The object of amending Section 202 (1) of Cr.P.C is to avoid false and frivolous complaints that are being filed and being entertained by the learned Magistrate, without there being any inquiry about the truth or otherwise of the allegations made therein.

It was said that summoning order was passed following complete application of mind regarding and fully satisfying the averments made by the complainant in his official capacity.

It was also contended that accused No.1 being the Company, accused Nos.2 and 3 being the Directors-cum-Promoters are responsible for its day to day affairs and they were dealing with drugs in question without there being any licence and thereby contravened the provisions of the Act.

Findings:

At the outset, the Court noted that the alleged offence was first committed in the year 2014 but the complaint was filed only in August 2021, i.e., after a lapse of more than 6 years.

It observed,

"As per Section 468 of Cr.P.C, there is a bar for taking cognizance of the offence after lapse of period of limitation provided therein. Since the offence alleged is punishable under Section 27(b)(ii) and the prescribed imprisonment shall not be less than 3 years, the period of limitation as per Section 468(2)(c) is within three years from the date of commission of the offence."

The Court stated that there is neither an explanation for the delay nor there is prayer for condonation of the same, if the same is permissible under law. Thus, it was held that the Magistrate had proceeded to take cognizance of the offence mechanically.

"Even though the learned Magistrate has referred to the complaint in brief before taking cognizance of the offence, it has to be concluded that there is no application of mind before passing the impugned order against these petitioners," the Court said.

The court also relied on the coordinate bench judgement in the case of Kunal Bahl and Others Vs State of Karnataka 2021(2) KLJ 254, wherein it was held that that intermediary as defined under Section 2(w) of IT Act or its Directors/Officers would not be liable for any action or inaction on the part of the vendor/seller making use of the facilities provided by the intermediary in terms of a website or a market place and that the Snapdeal/accused No.2 could not be responsible and/or liable for sale of any item not complying with the requirements under the Act on its platform by accused No.1.
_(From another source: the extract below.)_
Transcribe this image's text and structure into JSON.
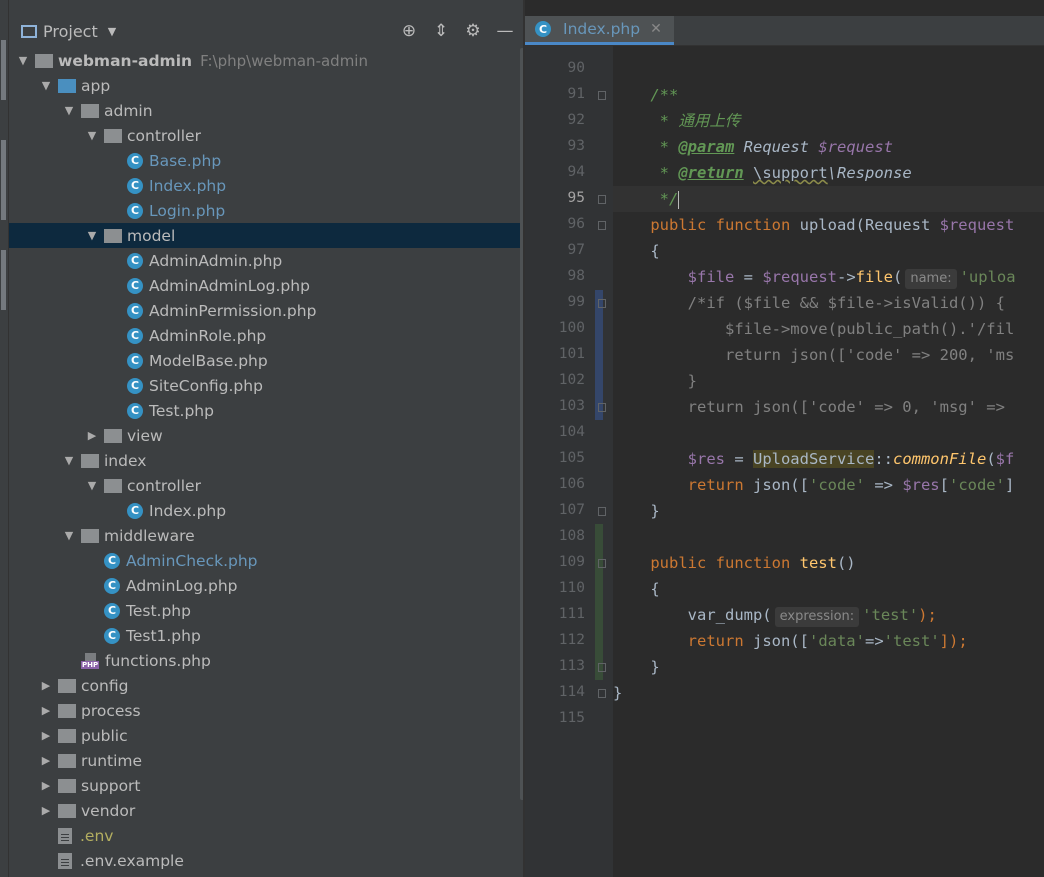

Then the court held, 

"It is not in dispute that accused No.1 is an intermediary as defined under Section 2(w) of IT Act. Under such circumstances, I do not find any reason to form a different opinion. Therefore, I am of the opinion that the petitioners have made out grounds for allowing the petitions."

Case Title: SNAPDEAL PVT. LTD v STATE OF KARNATAKA

Case No: CRL.P.No.102191/2021

Citation: 2022 LiveLaw (Kar) 76.

Date of Order: 4TH DAY OF MARCH, 2022

Appearance: Senior Advocate C.V. NAGESH for petitioners

Advocate Praveen Uppar for respondents

Click Here To Read/Download Order

Next Story